“I like the balance a lot,” Aresco said. “I think back in the winter, going through all the turmoil and getting settled, people may have overlooked us a bit in terms of basketball. I thought we had a good core group in basketball. This is not an easy league. We’ll have that core group and I don’t think there’s any doubt the other schools will get better.”
Part of lifting the bottom tier involves a heavy dose of promotion, Aresco said. But pom-pom waving isn’t enough. To Cronin, the ties the Big East everyone left behind offer a salient reference point: When the new programs arrive, they ideally see the support and amenities for the established programs and invest accordingly. “What I saw in that league – the rising tide raises all ships,” Cronin said of the old Big East. “It’s key that your marquee teams stay strong, and then what happens is, the administrations and the coaches at the other schools will react to what they need to do to win and get better.

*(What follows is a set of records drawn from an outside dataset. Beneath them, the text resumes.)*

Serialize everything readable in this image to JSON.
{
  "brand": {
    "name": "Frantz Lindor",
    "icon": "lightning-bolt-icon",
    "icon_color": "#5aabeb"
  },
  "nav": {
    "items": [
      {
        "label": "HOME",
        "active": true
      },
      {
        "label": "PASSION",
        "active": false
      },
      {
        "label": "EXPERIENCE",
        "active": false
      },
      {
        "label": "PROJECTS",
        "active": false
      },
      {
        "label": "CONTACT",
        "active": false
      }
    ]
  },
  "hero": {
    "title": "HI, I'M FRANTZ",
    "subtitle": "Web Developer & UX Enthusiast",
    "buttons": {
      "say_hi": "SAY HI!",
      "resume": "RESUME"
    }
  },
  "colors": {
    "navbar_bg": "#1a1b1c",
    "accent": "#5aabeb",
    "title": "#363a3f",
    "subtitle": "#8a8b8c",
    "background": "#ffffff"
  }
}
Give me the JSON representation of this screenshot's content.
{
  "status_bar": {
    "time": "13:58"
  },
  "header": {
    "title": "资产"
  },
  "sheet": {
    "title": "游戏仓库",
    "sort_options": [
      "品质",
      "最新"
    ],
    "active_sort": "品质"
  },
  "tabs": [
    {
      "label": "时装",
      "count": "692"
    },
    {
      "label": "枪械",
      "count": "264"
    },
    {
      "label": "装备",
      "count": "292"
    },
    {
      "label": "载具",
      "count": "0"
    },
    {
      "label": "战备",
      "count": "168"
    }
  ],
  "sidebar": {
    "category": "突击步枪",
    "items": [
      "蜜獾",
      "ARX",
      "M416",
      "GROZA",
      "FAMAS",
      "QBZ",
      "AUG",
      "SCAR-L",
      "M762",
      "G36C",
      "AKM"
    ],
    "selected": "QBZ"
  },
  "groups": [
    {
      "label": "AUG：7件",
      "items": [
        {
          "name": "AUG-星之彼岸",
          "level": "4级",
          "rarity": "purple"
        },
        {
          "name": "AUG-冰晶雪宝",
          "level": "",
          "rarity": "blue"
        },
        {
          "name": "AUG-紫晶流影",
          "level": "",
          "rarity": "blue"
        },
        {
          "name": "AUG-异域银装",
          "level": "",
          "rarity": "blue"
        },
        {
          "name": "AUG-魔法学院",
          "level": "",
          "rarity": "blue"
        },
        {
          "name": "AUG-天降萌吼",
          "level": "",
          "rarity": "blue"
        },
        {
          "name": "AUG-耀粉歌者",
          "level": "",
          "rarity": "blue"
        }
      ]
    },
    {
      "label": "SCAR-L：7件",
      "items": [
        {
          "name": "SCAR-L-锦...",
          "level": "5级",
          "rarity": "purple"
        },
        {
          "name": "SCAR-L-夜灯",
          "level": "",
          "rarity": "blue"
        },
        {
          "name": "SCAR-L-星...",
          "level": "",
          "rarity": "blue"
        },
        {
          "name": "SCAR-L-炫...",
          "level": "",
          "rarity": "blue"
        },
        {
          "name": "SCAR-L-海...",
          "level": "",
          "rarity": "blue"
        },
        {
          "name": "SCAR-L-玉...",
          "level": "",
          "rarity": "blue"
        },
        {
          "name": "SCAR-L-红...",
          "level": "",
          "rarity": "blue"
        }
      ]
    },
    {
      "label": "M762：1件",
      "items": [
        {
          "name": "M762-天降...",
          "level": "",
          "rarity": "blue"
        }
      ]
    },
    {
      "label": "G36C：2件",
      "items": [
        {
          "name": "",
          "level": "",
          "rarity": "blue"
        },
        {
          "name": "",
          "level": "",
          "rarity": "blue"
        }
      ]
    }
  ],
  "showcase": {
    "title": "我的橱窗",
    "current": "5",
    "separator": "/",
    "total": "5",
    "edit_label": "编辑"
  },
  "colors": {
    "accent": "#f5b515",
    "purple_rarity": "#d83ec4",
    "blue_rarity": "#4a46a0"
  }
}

It helps a school like Central Florida, to be able to go tell a school that you’re in the same league as a Cincinnati and Memphis and a Connecticut. It allows them to recruit better. That’s what happened in the Big East for teams. Your marquee teams need to stay strong, and that will help the other teams improve.”
Aresco said there will be concerted encouragement from the league office to ensure that each team’s RPI is as strong as possible, which translates to scheduling more attention-grabbing non-conference matchups. But that television deal cures most of the ills, at least if you go by the public sentiment of those benefiting from it.
“People are able to see just how good the basketball is in this league,” Memphis coach Josh Pastner said. “That’s the most important thing. That right there alone, with the amount of exposure we get with our league, it’s the best. The absolute best.”
The great, hulking, lurking specter is of course football, a complication exorcised by the so-called “Catholic 7” schools that split off to form the new Big East, a league currently sitting at No. 3 in the conference RPI standings. Tethering fortunes to football very clearly has caused turmoil, if not outright chaos, in the basketball cosmos.
It’s a relationship the American can’t escape, obviously. The relentlessly upbeat Aresco not shockingly views that as a good thing, arguing that any high-profile football success begets an opportunity for harmony and not self-inflicted harm.
“You have to be really, really strong in football to enhance the prospects of your conference and generate the revenue that you need down the road,” he said. “I look at it this way: Football helps basketball in a lot of different ways. It’s not a question of one dominating the other.”
There is balance at the top of the league, not one or two giants stomping on the fingers of those attempting to climb up. Louisville is intriguing but imperfect, and no one in the American should want it any other way for the soon-to-depart Cardinals. Optimism abounds, with Pastner deeming the American “one of the best three leagues in the country” and “possibly deserving of up to six bids.”
That’s a bit overcooked. There will always be concerns over how long the favorable dynamics will last. But all things considered, realistically, it’s not a bad start.